Again there are other devices and avenues with other openings I am sure, and I am not trying to discount the seriousness of the vulnerability and the possible far reaching consequences. However, if we have password protected encrypted computers that require a password to wake from sleep or login, have SSH only allowing admin accounts, and decent passwords standards on the client. We are not running unsecure versions of http browsers in ways that were made obsolete 20 years ago. We don't go out and download sketchy illegal software that is likely to have malware or other nastiness in it. The clients should be relatively safe from what I can tell. I wait for somebody to show me a client side attack that does not require the user doing something stupid.

I posted this in one of the other threads maybe it helps http://lcamtuf.blogspot.com.es/2014/09/quick-notes-about-bash-bug-its-impact.html

jwojda
Valued Contributor II

nessts
Valued Contributor II

Ah another voice of sanity.

RobertHammen
Valued Contributor II

The posted patches that @Lotusshaney and @kitzy did include bash 3.2.52, which fixes the CVE-2014-6271 vulnerability, but not CVE-2014-7169. Apparently there is now a bash 3.2.53 which fixes both.

DHCP proof of concept: https://www.trustedsec.com/september-2014/shellshock-dhcp-rce-proof-concept/

I would imagine that Apple will release a Security Update 2014-xxx for at least Mavericks and Mountain Lion, and would hope that it includes the bash 3.2.53. Lion is teetering on the edge of being unsupported, but it probably gets an update.
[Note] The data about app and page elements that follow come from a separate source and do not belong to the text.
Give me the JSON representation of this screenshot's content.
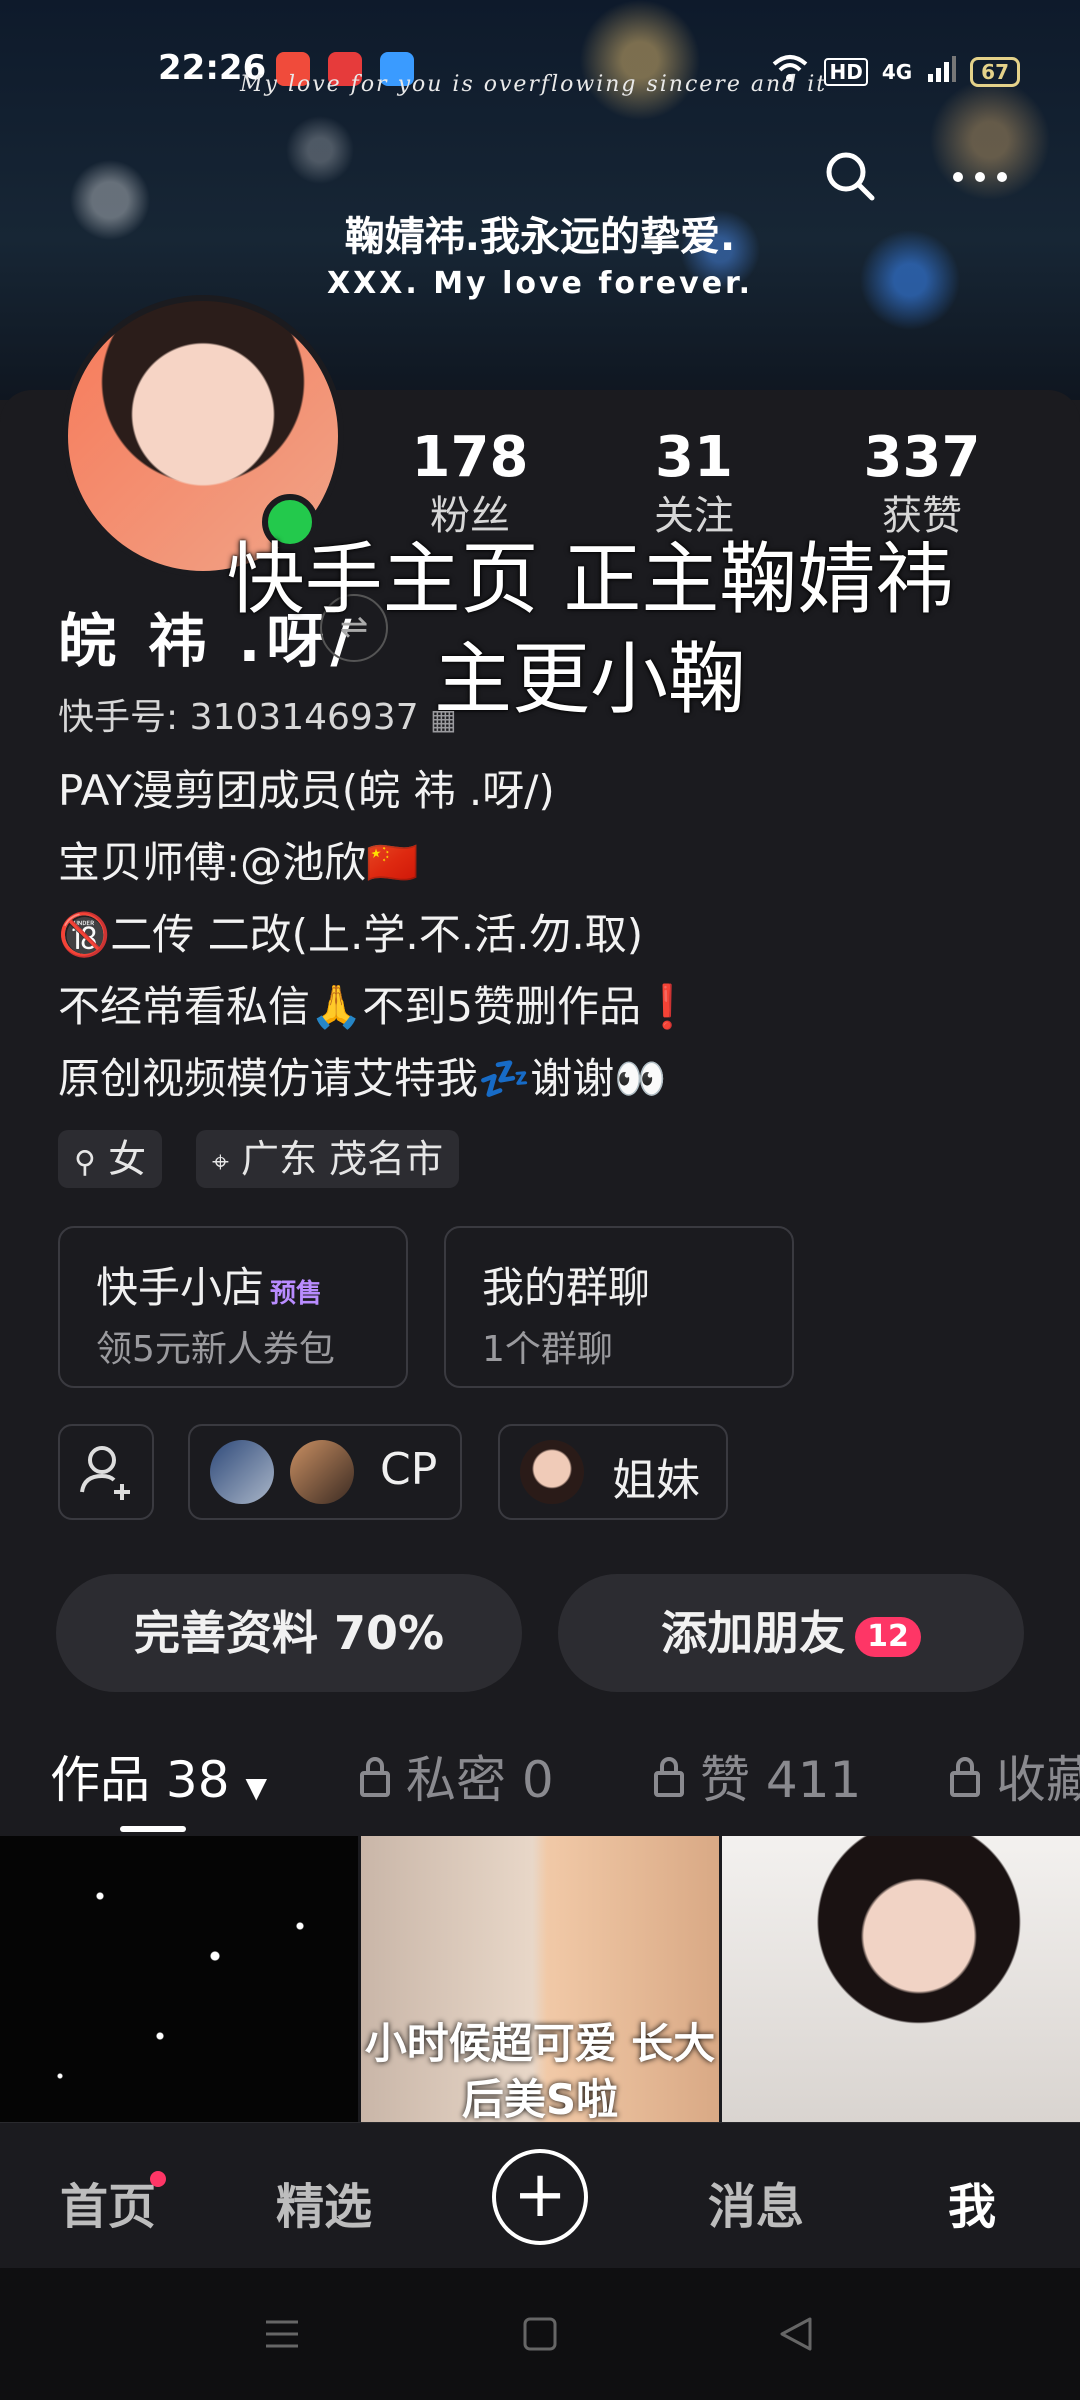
{
  "status_bar": {
    "time": "22:26",
    "network": "4G",
    "hd": "HD",
    "battery": "67"
  },
  "cover": {
    "script_text": "My love for you is overflowing sincere and it",
    "title_cn": "鞠婧祎.我永远的挚爱.",
    "title_en": "XXX. My love forever."
  },
  "stats": [
    {
      "value": "178",
      "label": "粉丝"
    },
    {
      "value": "31",
      "label": "关注"
    },
    {
      "value": "337",
      "label": "获赞"
    }
  ],
  "overlay_title": "快手主页 正主鞠婧祎主更小鞠",
  "profile": {
    "nickname": "皖 祎 .呀/",
    "account_id": "快手号: 3103146937",
    "bio": [
      "PAY漫剪团成员(皖 祎 .呀/)",
      "宝贝师傅:@池欣🇨🇳",
      "🔞二传 二改(上.学.不.活.勿.取)",
      "不经常看私信🙏不到5赞删作品❗",
      "原创视频模仿请艾特我💤谢谢👀"
    ],
    "gender_tag": "女",
    "location_tag": "广东 茂名市"
  },
  "cards": {
    "shop": {
      "title": "快手小店",
      "badge": "预售",
      "subtitle": "领5元新人券包"
    },
    "group": {
      "title": "我的群聊",
      "subtitle": "1个群聊"
    }
  },
  "relations": {
    "cp_label": "CP",
    "sisters_label": "姐妹"
  },
  "actions": {
    "complete_profile": "完善资料 70%",
    "add_friends": "添加朋友",
    "add_friends_badge": "12"
  },
  "tabs": [
    {
      "label": "作品 38"
    },
    {
      "label": "私密 0"
    },
    {
      "label": "赞 411"
    },
    {
      "label": "收藏"
    }
  ],
  "grid": {
    "item2_caption": "小时候超可爱 长大后美S啦"
  },
  "bottom_nav": {
    "home": "首页",
    "featured": "精选",
    "messages": "消息",
    "me": "我"
  }
}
If you have Snow Leopard and earlier in your environment, you may look to "roll your own" patch as it's unlikely that Apple will patch those older OSes.

nessts
Valued Contributor II

If your DHCP administrator does this or your DHCP server gets remote access by an attacker, ShellShock is still the least of your concerns. You fire the Administrator that does something malicious, and you get your firewall and server teams busy figuring out how and why somebody has remote access and why they only chose to use ShellShock to screw with your network as apposed to just doing whatever they want anyway.

RobertHammen
Valued Contributor II

But what if a DHCP server at a Starbucks, McDonalds, an airport, etc. becomes compromised? This is not outside of the realm of possibility, and, with the advent of BYOD programs, this becomes a significant security concern.

I agree that the bigger concern is people using Internet-exposed Macs and other Unix systems with mod_cgi/SSI and various scripts. These are the folks who need to be patching ASAP.

On the client side, I'm telling clients to wait to see if Apple does anything by the end of the day. If they have 10.6.8 and earlier, they probably need to roll their own patch and test/deploy it. They should also have their own updates for Lion, Mountain Lion, and Mavericks developed, tested, and ready to go. If Apple doesn't act by the end of the day, they should then consider deploying them.

nessts
Valued Contributor II

Then you get free coffee for the rest of your life :) Seriously that's a good point that i had not considered. Then again, if you are really worried about Starbucks or AT&T's infrastructure being hacked what are you doing connecting to it in the first place. You should be using your smart phone and staying off the free wifi and probably getting better speeds anyway.

Lotusshaney
Contributor II

Working on the new 3.2.53 version of the installer now !